According to Carnival Cruise Lines’ statement, a six-year-old boy drowned on the last day of a four-day Caribbean cruise at one of the ship’s pools while with his family. These pool injury cases are typical of the cases we take at Ehline Law Firm. I felt obligated to shed some light on the potential claims possible by the surviving family.
After arriving at a Miami port, the Miami-Dade Police Department identified the boy as Qwentyn Hunter of Winter Garden, Florida. According to Miami-Dade investigators, Hunter was swimming with his ten-year-old brother when the incident occurred. Passengers around the pool immediately pulled him out and began CPR.
Police have said that foul play is not suspected, but the six-year-old was pronounced dead at the scene. Victory ship passenger Shaina Shaw stated that she, along with several other passengers, helped pull the boy out of the pool. Shaw said the boy played with his mother, father, and older brother in the shallow end of the poolside.
Another passenger identified as Deshaun Christian said people were listening to music and dancing when the incident occurred. Christian said that it was frightening, and people were trying to help the child. The Carnival Cruise ship Victory left from the Port of Miami on Thursday and returned to port on Monday.

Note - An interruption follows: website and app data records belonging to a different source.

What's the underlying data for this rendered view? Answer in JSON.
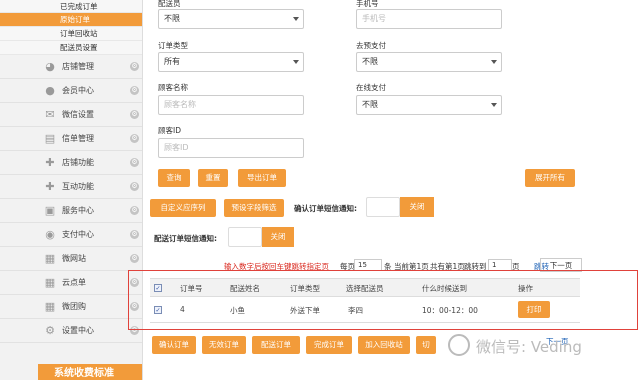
{
  "sidebar": {
    "subitems": [
      {
        "label": "已完成订单",
        "active": false
      },
      {
        "label": "原始订单",
        "active": true
      },
      {
        "label": "订单回收站",
        "active": false
      },
      {
        "label": "配送员设置",
        "active": false
      }
    ],
    "items": [
      {
        "label": "店铺管理",
        "icon": "pie-chart-icon"
      },
      {
        "label": "会员中心",
        "icon": "member-icon"
      },
      {
        "label": "微信设置",
        "icon": "mail-icon"
      },
      {
        "label": "信单管理",
        "icon": "inbox-icon"
      },
      {
        "label": "店铺功能",
        "icon": "plus-icon"
      },
      {
        "label": "互动功能",
        "icon": "plus-icon"
      },
      {
        "label": "服务中心",
        "icon": "chat-icon"
      },
      {
        "label": "支付中心",
        "icon": "wallet-icon"
      },
      {
        "label": "微网站",
        "icon": "grid-icon"
      },
      {
        "label": "云点单",
        "icon": "grid-icon"
      },
      {
        "label": "微团购",
        "icon": "grid-icon"
      },
      {
        "label": "设置中心",
        "icon": "gear-icon"
      }
    ],
    "bottom_label": "系统收费标准"
  },
  "filters": {
    "top_left_label": "配送员",
    "top_left_value": "不限",
    "top_right_label": "手机号",
    "top_right_placeholder": "手机号",
    "order_type_label": "订单类型",
    "order_type_value": "所有",
    "paid_label": "去预支付",
    "paid_value": "不限",
    "customer_name_label": "顾客名称",
    "customer_name_placeholder": "顾客名称",
    "online_pay_label": "在线支付",
    "online_pay_value": "不限",
    "customer_id_label": "顾客ID",
    "customer_id_placeholder": "顾客ID"
  },
  "actions": {
    "search": "查询",
    "reset": "重置",
    "export": "导出订单",
    "expand_all": "展开所有",
    "custom_order": "自定义应序列",
    "preset_filter": "预设字段筛选",
    "confirm_sms_label": "确认订单短信通知:",
    "toggle_off": "关闭",
    "dispatch_sms_label": "配送订单短信通知:"
  },
  "pagination": {
    "hint": "输入数字后按回车键跳转指定页",
    "per_page_prefix": "每页",
    "per_page_value": "15",
    "per_page_suffix": "条",
    "current": "当前第1页",
    "total": "共有第1页",
    "jump_prefix": "跳转到",
    "jump_value": "1",
    "jump_suffix": "页",
    "jump_link": "跳转",
    "next": "下一页",
    "next_bottom": "下一页"
  },
  "table": {
    "headers": [
      "订单号",
      "配送姓名",
      "订单类型",
      "选择配送员",
      "什么时候送到",
      "操作"
    ],
    "rows": [
      {
        "id": "4",
        "name": "小鱼",
        "type": "外送下单",
        "courier": "李四",
        "time": "10：00-12：00",
        "action": "打印"
      }
    ]
  },
  "bottom_buttons": [
    "确认订单",
    "无效订单",
    "配送订单",
    "完成订单",
    "加入回收站",
    "切"
  ],
  "watermark": "微信号: Veding",
  "colors": {
    "accent": "#f29b3a",
    "danger": "#d9261c",
    "link": "#1a5fb4"
  }
}
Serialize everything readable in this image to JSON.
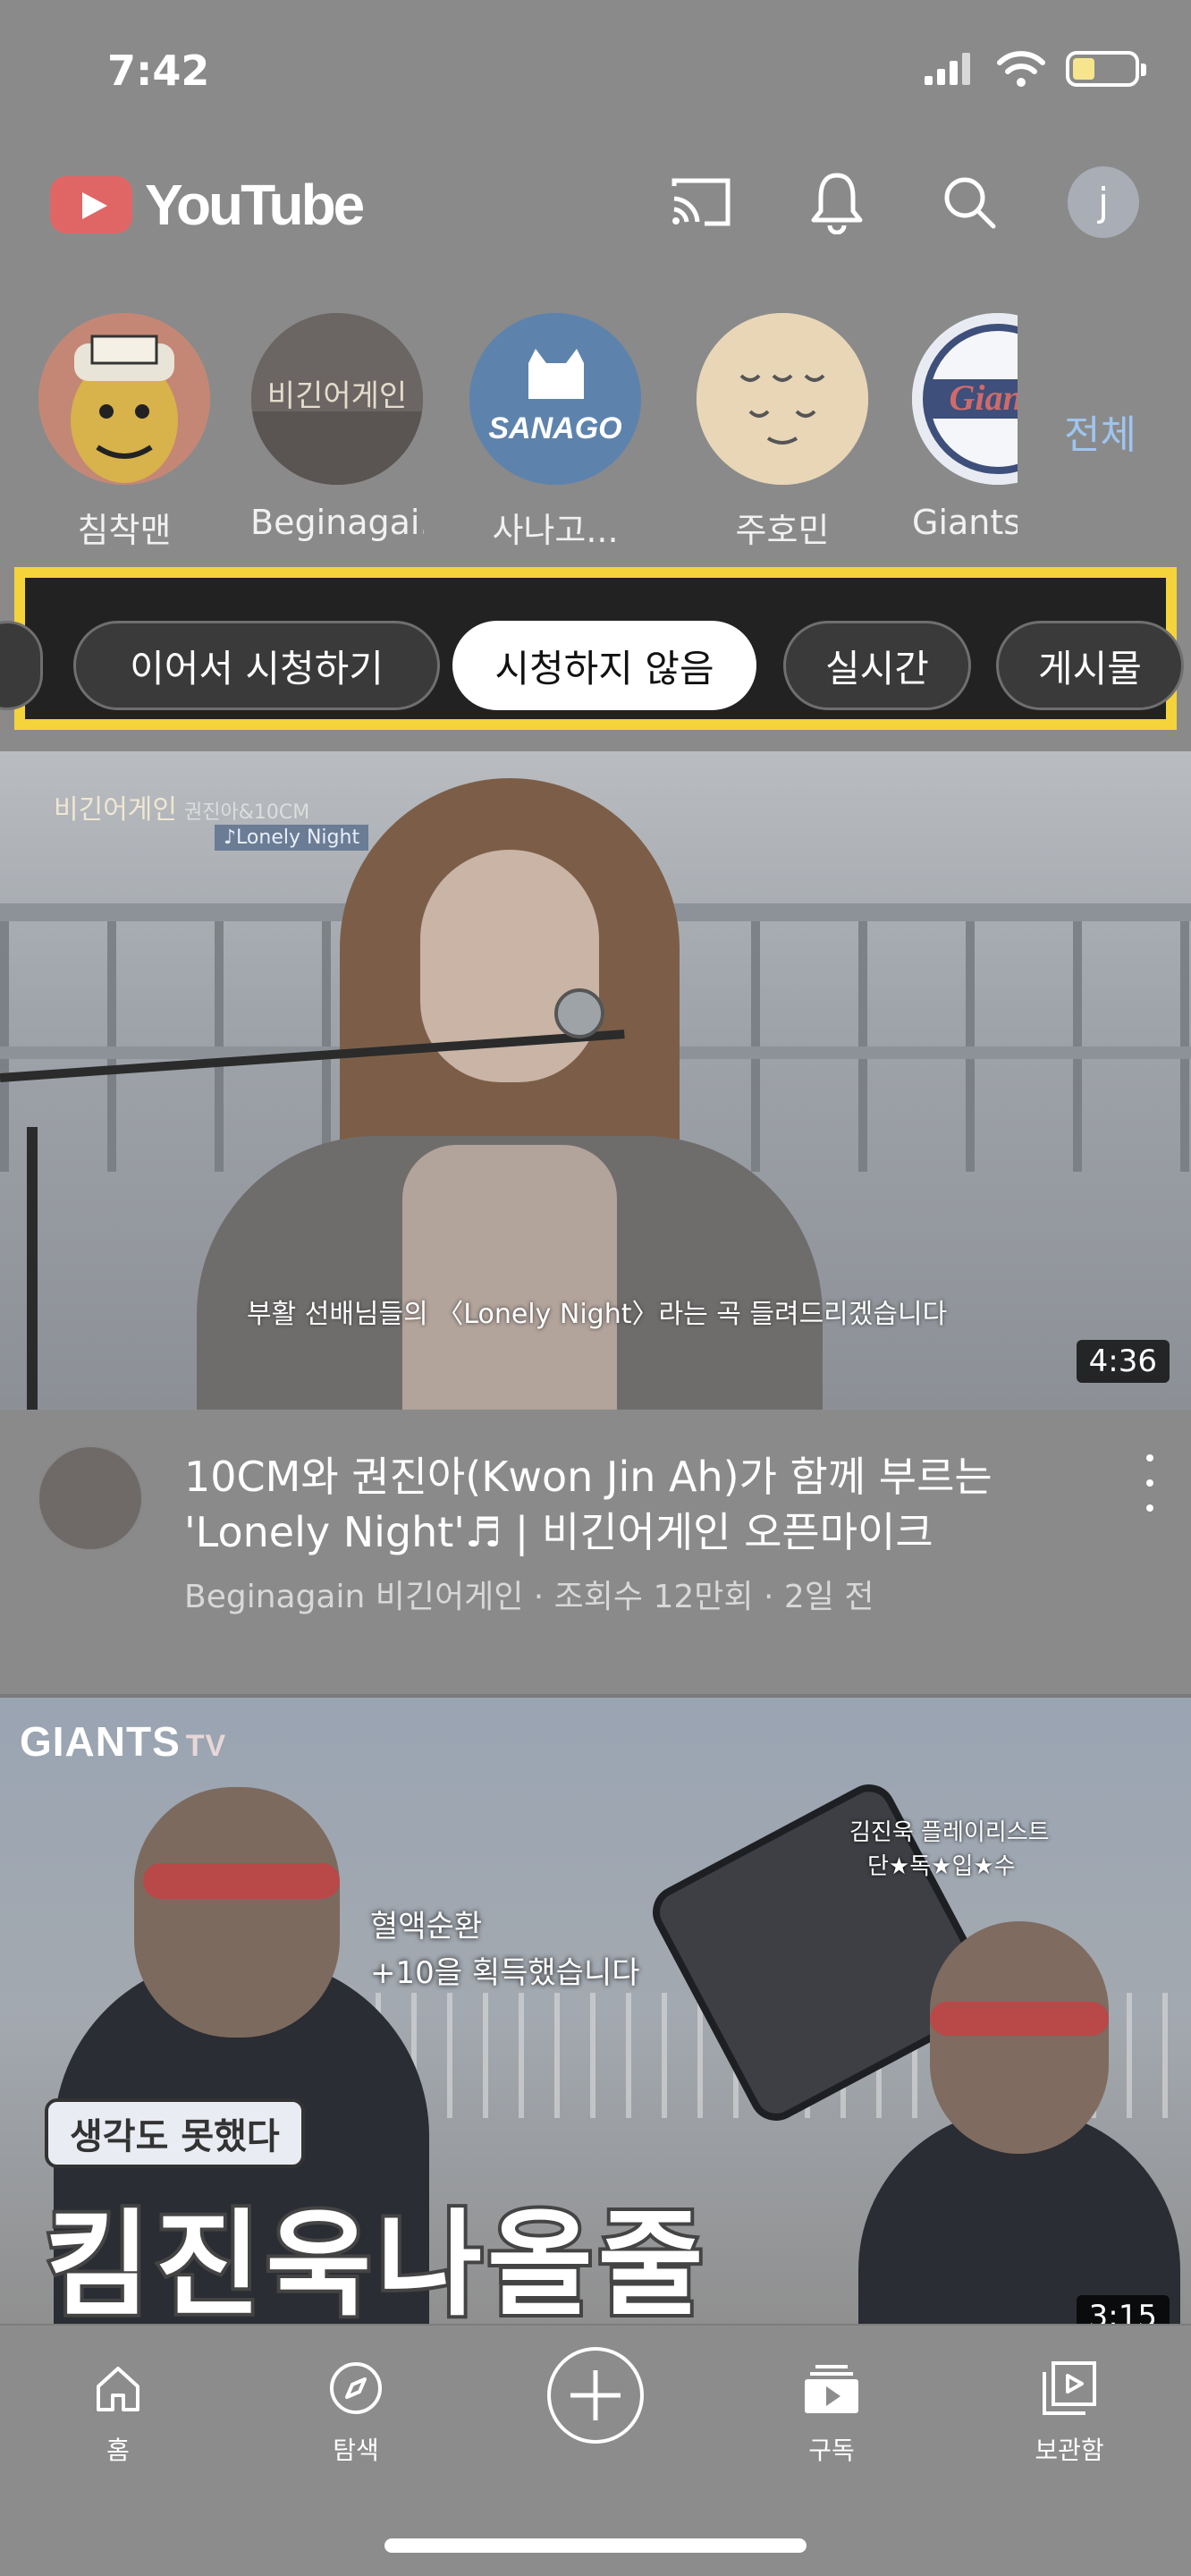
{
  "status_bar": {
    "time": "7:42"
  },
  "header": {
    "logo_text": "YouTube",
    "avatar_letter": "j"
  },
  "channels": {
    "items": [
      {
        "label": "침착맨"
      },
      {
        "label": "Beginagai..."
      },
      {
        "label": "사나고..."
      },
      {
        "label": "주호민"
      },
      {
        "label": "Giants"
      }
    ],
    "all_label": "전체",
    "sanago_logo_text": "SANAGO",
    "giants_logo_text": "Giants"
  },
  "chips": {
    "items": [
      {
        "label": "이어서 시청하기",
        "active": false
      },
      {
        "label": "시청하지 않음",
        "active": true
      },
      {
        "label": "실시간",
        "active": false
      },
      {
        "label": "게시물",
        "active": false
      }
    ],
    "highlight_color": "#f5d33b"
  },
  "videos": [
    {
      "thumb_overlay_title": "비긴어게인",
      "thumb_overlay_artists": "권진아&10CM",
      "thumb_overlay_song": "♪Lonely Night",
      "thumb_subtitle": "부활 선배님들의 〈Lonely Night〉라는 곡 들려드리겠습니다",
      "duration": "4:36",
      "title": "10CM와 권진아(Kwon Jin Ah)가 함께 부르는 'Lonely Night'♬ | 비긴어게인 오픈마이크",
      "meta": "Beginagain 비긴어게인 · 조회수 12만회 · 2일 전"
    },
    {
      "thumb_brand": "GIANTS",
      "thumb_brand_suffix": "TV",
      "thumb_caption_line1": "혈액순환",
      "thumb_caption_line2": "+10을 획득했습니다",
      "thumb_playlist_line1": "김진욱 플레이리스트",
      "thumb_playlist_line2": "단★독★입★수",
      "thumb_tag": "생각도 못했다",
      "thumb_big_text": "킴진욱나올줄",
      "duration": "3:15"
    }
  ],
  "bottom_nav": {
    "items": [
      {
        "label": "홈",
        "icon": "home-icon"
      },
      {
        "label": "탐색",
        "icon": "compass-icon"
      },
      {
        "label": "",
        "icon": "add-icon"
      },
      {
        "label": "구독",
        "icon": "subscriptions-icon"
      },
      {
        "label": "보관함",
        "icon": "library-icon"
      }
    ]
  }
}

Carnival Cruise Lines spokesman Joyce Oliva stated the cruise line company does not have lifeguards on duty at the pools aboard their vessels. She said that adults must accompany children under 13 when swimming in the ship’s pools.
Here, the case will be handled under international admiralty-maritime law, treaties, and contracts. Typically one would retain a cruise ship attorney in Florida when suing Carnival to learn all the nuances and time restrictions. Suffice it to say. A cruise ship lawsuit is an animal all its own.
Assuming that was the case here, the Christian family would argue that a reasonable cruise line would have additional security to enforce swimming pool safety. Most of all, this should be the case regardless of whether they ply passengers, including parents, with alcohol until they can’t walk.
Also, there were distractions like loud music and dancing near the pool. Since children were present, the cruise lines should have had lifeguard type protection in any event. Additionally, cruise ships are common carriers under customary California negligence law.
This rule means that cruise ships and their controllers are subject to a heightened duty of care beyond just the standard, the regular duty of care an average person submits. For example, a teacher is in a superior position to a child and has a “special duty” of care to molest children. A lawyer has a special duty of attention not to reveal client secrets, and so on. That being the case, the cruise ship had a special duty of care akin to strict liability. This means a cruise ship would have no defenses available, and the case would be about damages.
The surviving family members will base their damages claims upon the financial resources the child would have contributed to them and the loss of love, affection, and everything else that comes with losing someone in such a tragic way. But DOSHA offers cruise lines even further protection from responsibility for their misfeasance, nonfeasance, and malfeasance.
In fact, if a child is killed since they are not a wage earner, the parents are severely limited in their recovery. This is because they may not even be able to claim damages. The problem is that most parents are clueless as to these laws before they board. Would you let your child on a cruise if you knew about this scandalous nonsense? The bottom line: a cruise line can attract children to a nuisance like an unsecured pool and escape paying.
But Ehline has successfully argued that a cruise line cannot submit to state law and hide behind treaties and maritime law. So the risks for both sides can come into play instead of all the cards. Ehline would argue that the cruise lines submitted to California law. DOSHA law, valid from the 1920s applying to a fisherman, and should not apply here. How the judge rules typically will be based upon who makes the best argument.
As for adults, the problem is that if the court rules for the cruise lines, the unwary victim does not recover pain, suffering, grief, or mourning if the decedent passed. So long as the terrible death happens outside of the territorial waters, DOSHA provides only limited financial damages, such as lost wages. When the cruise lines choose the jurisdiction and venue, they must submit to the case’s rules. That is why a lawyer who gets this stuff is so critical to moving the case forward favorably.
The stories I hear from victims of cruise ship injuries are utterly wretched. I look forward to lobbying in D.C. for more cruise ship legislation. Cruise lines create a party-like environment of intoxication on a moving ship that rocks back and forth. Drunk people often fall about all the time!
This family could certainly argue that the children should have been given life jackets and that lifeguards should have been provided. The cruise line may counter that the parents are responsible for failing to supervise, but again, the last duty of care was with the cruise ship. I would fight hard for this family.
For years, women and even children have been sexually assaulted on board cruise ships. Still, the cruise industry has often failed to report the crime and, in fact, actively assisted in covering up assaults by cruise ship employees. Even FBI investigations don’t always lead to a conclusion That leaves it to attorneys like me ensuring that justice prevails. To learn more about cruise ship passenger’s rights, contact Ehline Law Firm and Support the Strengthened Cruise Ship Bill of Rights.
Formal Safety and Cruise Ship Drowning: Facts About Life Jackets and Personal Floatation Devices: https://www.pfdma.org/local/downloads/documents/pfdmabrochure.pdf